● **AIM OF THE TASK**:
Which lines of the listing hold the string "time"? Show each of them.
####################
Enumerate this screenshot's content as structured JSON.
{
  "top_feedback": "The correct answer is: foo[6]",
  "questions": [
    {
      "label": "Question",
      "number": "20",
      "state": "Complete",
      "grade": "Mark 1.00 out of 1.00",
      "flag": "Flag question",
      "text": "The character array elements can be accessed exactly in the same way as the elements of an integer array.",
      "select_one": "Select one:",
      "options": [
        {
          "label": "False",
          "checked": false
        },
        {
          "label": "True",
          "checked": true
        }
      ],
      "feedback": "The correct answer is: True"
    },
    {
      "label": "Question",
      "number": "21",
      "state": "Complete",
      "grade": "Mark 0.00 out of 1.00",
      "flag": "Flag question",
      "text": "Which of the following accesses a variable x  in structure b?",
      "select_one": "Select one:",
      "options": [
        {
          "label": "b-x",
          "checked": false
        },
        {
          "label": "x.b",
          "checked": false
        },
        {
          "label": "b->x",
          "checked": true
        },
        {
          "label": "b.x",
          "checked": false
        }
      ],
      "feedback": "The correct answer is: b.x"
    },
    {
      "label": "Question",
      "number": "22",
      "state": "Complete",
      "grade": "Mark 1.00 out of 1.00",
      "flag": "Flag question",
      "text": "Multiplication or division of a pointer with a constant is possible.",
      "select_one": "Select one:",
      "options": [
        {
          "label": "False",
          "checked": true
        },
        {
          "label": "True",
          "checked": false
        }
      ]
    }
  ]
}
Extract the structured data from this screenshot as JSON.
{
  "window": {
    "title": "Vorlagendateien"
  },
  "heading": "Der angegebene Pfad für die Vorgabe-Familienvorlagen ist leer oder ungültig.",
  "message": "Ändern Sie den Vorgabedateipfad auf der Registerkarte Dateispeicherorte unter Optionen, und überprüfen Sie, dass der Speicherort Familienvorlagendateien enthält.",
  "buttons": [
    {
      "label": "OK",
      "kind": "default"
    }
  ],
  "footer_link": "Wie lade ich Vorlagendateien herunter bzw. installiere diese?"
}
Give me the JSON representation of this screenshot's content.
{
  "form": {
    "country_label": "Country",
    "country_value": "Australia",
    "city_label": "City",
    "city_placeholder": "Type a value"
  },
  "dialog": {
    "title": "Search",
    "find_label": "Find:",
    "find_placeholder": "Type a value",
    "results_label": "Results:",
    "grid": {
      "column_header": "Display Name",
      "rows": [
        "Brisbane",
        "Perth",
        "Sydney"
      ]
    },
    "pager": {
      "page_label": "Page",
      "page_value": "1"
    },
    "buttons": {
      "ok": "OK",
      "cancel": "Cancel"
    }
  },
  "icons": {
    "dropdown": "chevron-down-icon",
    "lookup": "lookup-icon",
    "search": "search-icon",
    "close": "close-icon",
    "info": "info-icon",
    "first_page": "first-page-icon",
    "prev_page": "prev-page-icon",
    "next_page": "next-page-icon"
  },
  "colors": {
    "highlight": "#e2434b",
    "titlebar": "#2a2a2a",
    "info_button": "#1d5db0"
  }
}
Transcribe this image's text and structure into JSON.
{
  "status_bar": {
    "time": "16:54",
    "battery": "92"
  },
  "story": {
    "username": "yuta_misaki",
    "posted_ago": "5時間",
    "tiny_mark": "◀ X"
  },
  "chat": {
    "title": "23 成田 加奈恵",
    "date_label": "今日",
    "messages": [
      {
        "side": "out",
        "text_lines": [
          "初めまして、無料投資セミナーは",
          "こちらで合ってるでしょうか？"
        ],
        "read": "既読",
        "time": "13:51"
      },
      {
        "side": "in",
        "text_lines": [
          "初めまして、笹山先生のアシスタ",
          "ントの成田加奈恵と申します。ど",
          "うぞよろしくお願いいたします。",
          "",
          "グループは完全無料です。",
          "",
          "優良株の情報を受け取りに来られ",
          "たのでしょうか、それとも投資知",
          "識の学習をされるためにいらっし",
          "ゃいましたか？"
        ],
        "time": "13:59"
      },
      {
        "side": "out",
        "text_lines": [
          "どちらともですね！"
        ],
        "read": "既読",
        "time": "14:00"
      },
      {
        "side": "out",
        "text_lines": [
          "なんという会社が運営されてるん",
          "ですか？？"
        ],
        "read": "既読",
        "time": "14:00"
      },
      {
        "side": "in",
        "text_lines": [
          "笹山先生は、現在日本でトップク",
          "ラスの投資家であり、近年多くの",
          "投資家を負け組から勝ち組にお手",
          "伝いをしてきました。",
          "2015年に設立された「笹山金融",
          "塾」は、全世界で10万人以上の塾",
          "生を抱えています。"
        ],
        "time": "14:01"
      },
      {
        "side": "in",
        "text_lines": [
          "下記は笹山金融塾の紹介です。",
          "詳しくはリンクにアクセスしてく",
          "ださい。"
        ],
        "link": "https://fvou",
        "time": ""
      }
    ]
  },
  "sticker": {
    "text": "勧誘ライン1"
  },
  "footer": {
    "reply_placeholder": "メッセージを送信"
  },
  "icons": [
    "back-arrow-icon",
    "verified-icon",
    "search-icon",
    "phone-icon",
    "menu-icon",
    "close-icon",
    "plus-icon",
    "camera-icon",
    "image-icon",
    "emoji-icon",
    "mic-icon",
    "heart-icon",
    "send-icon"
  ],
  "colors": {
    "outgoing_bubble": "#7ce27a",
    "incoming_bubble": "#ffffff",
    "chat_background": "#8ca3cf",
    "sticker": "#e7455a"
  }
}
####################
● **EXPECTED OUTPUT**:
    "time": "16:54",
        "time": "13:51"
        "time": "13:59"
        "time": "14:00"
        "time": "14:00"
        "time": "14:01"
        "time": ""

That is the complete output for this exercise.